**Work item:**
List each line of the data that holds the word "footer".

**Dataset entries:**
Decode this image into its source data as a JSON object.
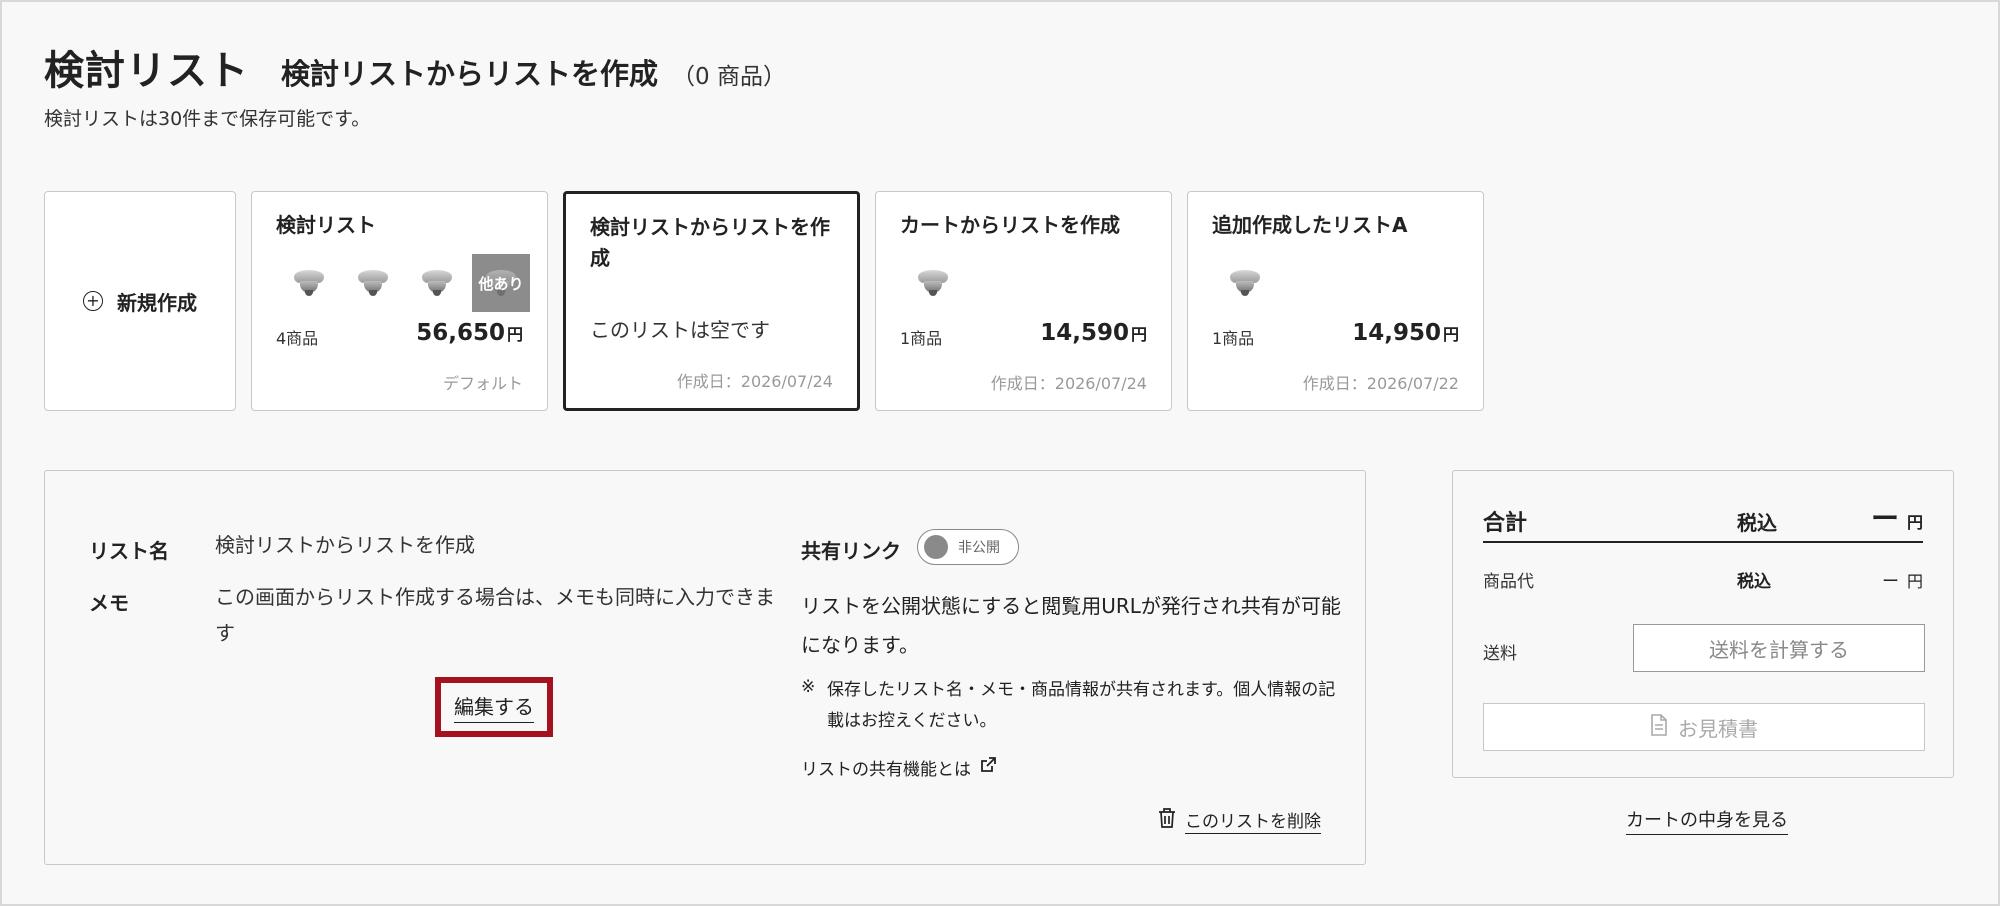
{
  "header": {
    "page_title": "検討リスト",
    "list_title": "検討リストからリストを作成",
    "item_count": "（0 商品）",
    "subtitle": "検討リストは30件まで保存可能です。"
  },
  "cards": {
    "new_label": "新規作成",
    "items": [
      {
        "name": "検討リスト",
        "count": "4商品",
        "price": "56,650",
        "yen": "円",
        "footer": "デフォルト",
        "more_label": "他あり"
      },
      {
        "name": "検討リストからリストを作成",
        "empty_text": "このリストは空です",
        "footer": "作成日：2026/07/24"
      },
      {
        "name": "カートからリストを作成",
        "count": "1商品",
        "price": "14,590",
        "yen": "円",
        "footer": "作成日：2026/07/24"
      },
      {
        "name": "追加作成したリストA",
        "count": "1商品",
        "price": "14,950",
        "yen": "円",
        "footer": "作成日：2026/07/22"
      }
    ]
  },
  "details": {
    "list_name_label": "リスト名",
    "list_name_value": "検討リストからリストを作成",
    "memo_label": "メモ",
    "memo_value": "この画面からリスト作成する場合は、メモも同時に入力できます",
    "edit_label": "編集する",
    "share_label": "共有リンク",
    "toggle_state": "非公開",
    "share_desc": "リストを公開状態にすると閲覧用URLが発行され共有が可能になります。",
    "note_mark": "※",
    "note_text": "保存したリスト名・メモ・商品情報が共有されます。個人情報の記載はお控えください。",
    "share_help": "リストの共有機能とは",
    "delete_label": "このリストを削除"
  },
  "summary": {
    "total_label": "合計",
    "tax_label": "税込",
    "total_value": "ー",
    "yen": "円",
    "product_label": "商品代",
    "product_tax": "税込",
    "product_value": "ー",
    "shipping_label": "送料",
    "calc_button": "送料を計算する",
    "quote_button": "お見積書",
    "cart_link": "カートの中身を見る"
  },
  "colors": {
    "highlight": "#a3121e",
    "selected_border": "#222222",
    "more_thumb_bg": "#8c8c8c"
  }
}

**Exercise response:**
        "footer": "デフォルト",
        "footer": "作成日：2026/07/24"
        "footer": "作成日：2026/07/24"
        "footer": "作成日：2026/07/22"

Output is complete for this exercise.